About this task:
Whatever the records say, repeat them exactly as given.
=== Begin Enclosure ===
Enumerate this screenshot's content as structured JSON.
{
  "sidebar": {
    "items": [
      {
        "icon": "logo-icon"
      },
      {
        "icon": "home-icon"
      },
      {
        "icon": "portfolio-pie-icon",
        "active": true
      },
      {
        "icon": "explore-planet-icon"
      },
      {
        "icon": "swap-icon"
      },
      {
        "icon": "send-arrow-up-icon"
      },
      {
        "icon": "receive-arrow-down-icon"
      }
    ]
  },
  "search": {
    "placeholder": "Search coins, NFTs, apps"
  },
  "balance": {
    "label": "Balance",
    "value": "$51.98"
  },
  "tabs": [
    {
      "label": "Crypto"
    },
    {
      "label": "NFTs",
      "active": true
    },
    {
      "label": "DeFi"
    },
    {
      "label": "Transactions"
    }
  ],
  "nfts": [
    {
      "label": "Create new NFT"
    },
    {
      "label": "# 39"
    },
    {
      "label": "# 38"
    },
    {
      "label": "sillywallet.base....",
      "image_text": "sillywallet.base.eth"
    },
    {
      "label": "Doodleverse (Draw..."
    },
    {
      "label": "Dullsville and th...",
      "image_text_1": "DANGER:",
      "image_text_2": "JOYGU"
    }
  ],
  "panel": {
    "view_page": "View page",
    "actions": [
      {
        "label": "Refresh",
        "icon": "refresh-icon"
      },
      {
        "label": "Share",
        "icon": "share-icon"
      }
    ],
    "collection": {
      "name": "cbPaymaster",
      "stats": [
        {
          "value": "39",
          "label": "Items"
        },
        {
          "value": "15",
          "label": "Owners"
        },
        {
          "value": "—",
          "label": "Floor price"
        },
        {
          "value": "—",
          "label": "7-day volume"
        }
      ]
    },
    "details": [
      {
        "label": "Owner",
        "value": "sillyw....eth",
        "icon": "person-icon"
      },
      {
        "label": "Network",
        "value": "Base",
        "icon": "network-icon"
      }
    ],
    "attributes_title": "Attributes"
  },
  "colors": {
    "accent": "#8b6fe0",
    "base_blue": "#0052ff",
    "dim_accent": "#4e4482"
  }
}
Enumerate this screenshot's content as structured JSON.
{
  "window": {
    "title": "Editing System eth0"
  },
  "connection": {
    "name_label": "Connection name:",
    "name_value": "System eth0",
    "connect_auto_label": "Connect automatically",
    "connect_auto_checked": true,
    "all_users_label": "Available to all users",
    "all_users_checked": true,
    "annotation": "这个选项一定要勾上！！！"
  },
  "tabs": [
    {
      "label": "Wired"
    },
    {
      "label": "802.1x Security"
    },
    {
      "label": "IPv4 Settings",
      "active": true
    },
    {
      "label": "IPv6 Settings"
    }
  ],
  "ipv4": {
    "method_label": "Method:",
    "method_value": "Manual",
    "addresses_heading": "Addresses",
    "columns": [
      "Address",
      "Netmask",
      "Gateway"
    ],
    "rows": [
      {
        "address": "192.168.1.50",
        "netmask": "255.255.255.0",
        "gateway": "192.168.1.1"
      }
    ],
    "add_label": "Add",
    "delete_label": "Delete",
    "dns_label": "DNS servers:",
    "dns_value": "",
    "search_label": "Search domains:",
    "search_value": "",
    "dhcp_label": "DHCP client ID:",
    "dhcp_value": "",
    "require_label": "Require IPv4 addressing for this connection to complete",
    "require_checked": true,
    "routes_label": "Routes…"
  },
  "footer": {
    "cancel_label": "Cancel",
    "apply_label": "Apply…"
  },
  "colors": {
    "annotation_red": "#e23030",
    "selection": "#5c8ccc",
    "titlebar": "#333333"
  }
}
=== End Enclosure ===
Response area:
Enumerate this screenshot's content as structured JSON.
{
  "sidebar": {
    "items": [
      {
        "icon": "logo-icon"
      },
      {
        "icon": "home-icon"
      },
      {
        "icon": "portfolio-pie-icon",
        "active": true
      },
      {
        "icon": "explore-planet-icon"
      },
      {
        "icon": "swap-icon"
      },
      {
        "icon": "send-arrow-up-icon"
      },
      {
        "icon": "receive-arrow-down-icon"
      }
    ]
  },
  "search": {
    "placeholder": "Search coins, NFTs, apps"
  },
  "balance": {
    "label": "Balance",
    "value": "$51.98"
  },
  "tabs": [
    {
      "label": "Crypto"
    },
    {
      "label": "NFTs",
      "active": true
    },
    {
      "label": "DeFi"
    },
    {
      "label": "Transactions"
    }
  ],
  "nfts": [
    {
      "label": "Create new NFT"
    },
    {
      "label": "# 39"
    },
    {
      "label": "# 38"
    },
    {
      "label": "sillywallet.base....",
      "image_text": "sillywallet.base.eth"
    },
    {
      "label": "Doodleverse (Draw..."
    },
    {
      "label": "Dullsville and th...",
      "image_text_1": "DANGER:",
      "image_text_2": "JOYGU"
    }
  ],
  "panel": {
    "view_page": "View page",
    "actions": [
      {
        "label": "Refresh",
        "icon": "refresh-icon"
      },
      {
        "label": "Share",
        "icon": "share-icon"
      }
    ],
    "collection": {
      "name": "cbPaymaster",
      "stats": [
        {
          "value": "39",
          "label": "Items"
        },
        {
          "value": "15",
          "label": "Owners"
        },
        {
          "value": "—",
          "label": "Floor price"
        },
        {
          "value": "—",
          "label": "7-day volume"
        }
      ]
    },
    "details": [
      {
        "label": "Owner",
        "value": "sillyw....eth",
        "icon": "person-icon"
      },
      {
        "label": "Network",
        "value": "Base",
        "icon": "network-icon"
      }
    ],
    "attributes_title": "Attributes"
  },
  "colors": {
    "accent": "#8b6fe0",
    "base_blue": "#0052ff",
    "dim_accent": "#4e4482"
  }
}
Enumerate this screenshot's content as structured JSON.
{
  "window": {
    "title": "Editing System eth0"
  },
  "connection": {
    "name_label": "Connection name:",
    "name_value": "System eth0",
    "connect_auto_label": "Connect automatically",
    "connect_auto_checked": true,
    "all_users_label": "Available to all users",
    "all_users_checked": true,
    "annotation": "这个选项一定要勾上！！！"
  },
  "tabs": [
    {
      "label": "Wired"
    },
    {
      "label": "802.1x Security"
    },
    {
      "label": "IPv4 Settings",
      "active": true
    },
    {
      "label": "IPv6 Settings"
    }
  ],
  "ipv4": {
    "method_label": "Method:",
    "method_value": "Manual",
    "addresses_heading": "Addresses",
    "columns": [
      "Address",
      "Netmask",
      "Gateway"
    ],
    "rows": [
      {
        "address": "192.168.1.50",
        "netmask": "255.255.255.0",
        "gateway": "192.168.1.1"
      }
    ],
    "add_label": "Add",
    "delete_label": "Delete",
    "dns_label": "DNS servers:",
    "dns_value": "",
    "search_label": "Search domains:",
    "search_value": "",
    "dhcp_label": "DHCP client ID:",
    "dhcp_value": "",
    "require_label": "Require IPv4 addressing for this connection to complete",
    "require_checked": true,
    "routes_label": "Routes…"
  },
  "footer": {
    "cancel_label": "Cancel",
    "apply_label": "Apply…"
  },
  "colors": {
    "annotation_red": "#e23030",
    "selection": "#5c8ccc",
    "titlebar": "#333333"
  }
}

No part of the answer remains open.